> Task details
For each line below that includes the string "description", show the whole line.

* * * * *

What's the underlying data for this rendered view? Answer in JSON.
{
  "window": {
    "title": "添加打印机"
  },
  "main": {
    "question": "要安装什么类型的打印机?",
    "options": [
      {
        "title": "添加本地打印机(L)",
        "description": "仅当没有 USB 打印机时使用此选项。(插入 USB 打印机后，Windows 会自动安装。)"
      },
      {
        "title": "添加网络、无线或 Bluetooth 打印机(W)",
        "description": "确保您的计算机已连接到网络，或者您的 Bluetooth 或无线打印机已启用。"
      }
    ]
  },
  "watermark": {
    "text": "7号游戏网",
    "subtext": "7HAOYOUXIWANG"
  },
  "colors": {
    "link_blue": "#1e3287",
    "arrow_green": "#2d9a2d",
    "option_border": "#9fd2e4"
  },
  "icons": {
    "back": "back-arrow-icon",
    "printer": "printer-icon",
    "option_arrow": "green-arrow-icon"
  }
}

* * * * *

> Reply to the exercise
        "description": "仅当没有 USB 打印机时使用此选项。(插入 USB 打印机后，Windows 会自动安装。)"
        "description": "确保您的计算机已连接到网络，或者您的 Bluetooth 或无线打印机已启用。"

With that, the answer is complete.